EXERCISE DETAILS: The entries below should be repeated exactly, with no pictures carried over.

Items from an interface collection
*****

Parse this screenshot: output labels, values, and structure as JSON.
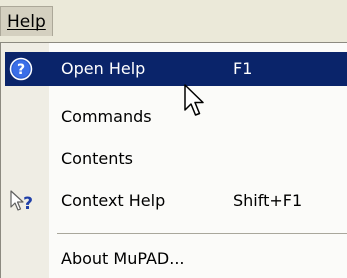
{
  "menubar": {
    "help_label": "Help"
  },
  "menu": {
    "items": [
      {
        "label": "Open Help",
        "shortcut": "F1",
        "icon": "help-circle-icon",
        "highlighted": true
      },
      {
        "label": "Commands",
        "shortcut": "",
        "icon": "",
        "highlighted": false
      },
      {
        "label": "Contents",
        "shortcut": "",
        "icon": "",
        "highlighted": false
      },
      {
        "label": "Context Help",
        "shortcut": "Shift+F1",
        "icon": "context-help-arrow-icon",
        "highlighted": false
      },
      {
        "label": "About MuPAD...",
        "shortcut": "",
        "icon": "",
        "highlighted": false
      }
    ]
  },
  "colors": {
    "highlight": "#0a246a",
    "help_icon": "#2f5fd0"
  }
}
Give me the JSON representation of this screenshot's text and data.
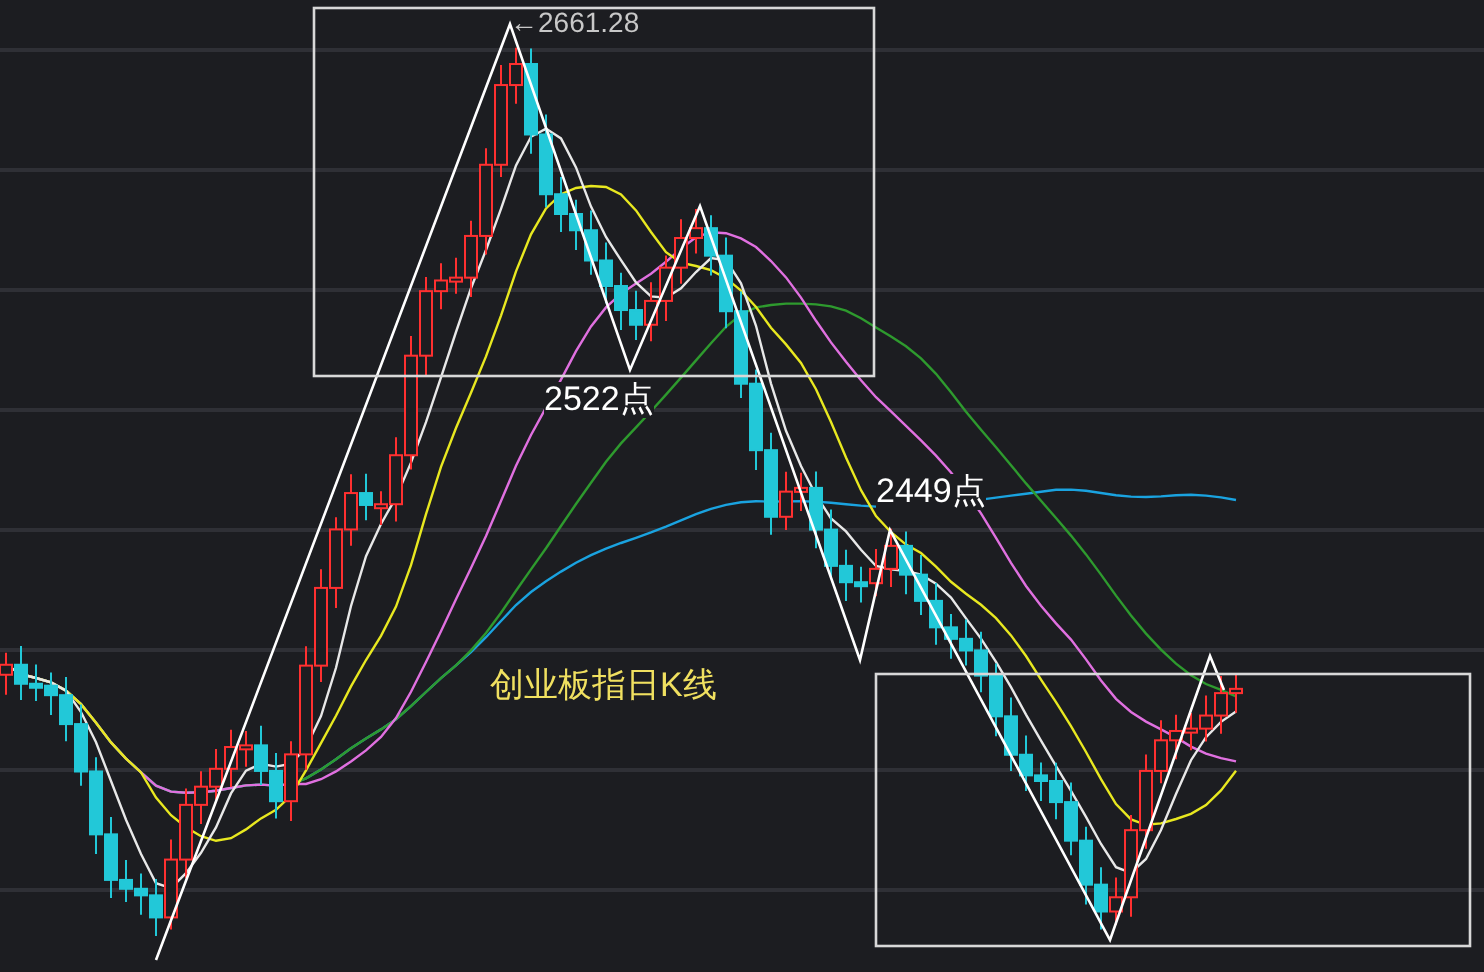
{
  "chart": {
    "title": "创业板指日K线",
    "annotations": [
      {
        "kind": "peak",
        "text": "←2661.28"
      },
      {
        "kind": "low",
        "text": "2522点"
      },
      {
        "kind": "low",
        "text": "2449点"
      }
    ]
  }
}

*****

RESPONSE TO THE TASK:
Parse this screenshot: output labels, values, and structure as JSON.
{
  "menubar": {
    "help_label": "Help"
  },
  "menu": {
    "items": [
      {
        "label": "Open Help",
        "shortcut": "F1",
        "icon": "help-circle-icon",
        "highlighted": true
      },
      {
        "label": "Commands",
        "shortcut": "",
        "icon": "",
        "highlighted": false
      },
      {
        "label": "Contents",
        "shortcut": "",
        "icon": "",
        "highlighted": false
      },
      {
        "label": "Context Help",
        "shortcut": "Shift+F1",
        "icon": "context-help-arrow-icon",
        "highlighted": false
      },
      {
        "label": "About MuPAD...",
        "shortcut": "",
        "icon": "",
        "highlighted": false
      }
    ]
  },
  "colors": {
    "highlight": "#0a246a",
    "help_icon": "#2f5fd0"
  }
}
Give me the JSON representation of this screenshot's text and data.
{
  "chart": {
    "title": "创业板指日K线",
    "annotations": [
      {
        "kind": "peak",
        "text": "←2661.28"
      },
      {
        "kind": "low",
        "text": "2522点"
      },
      {
        "kind": "low",
        "text": "2449点"
      }
    ]
  }
}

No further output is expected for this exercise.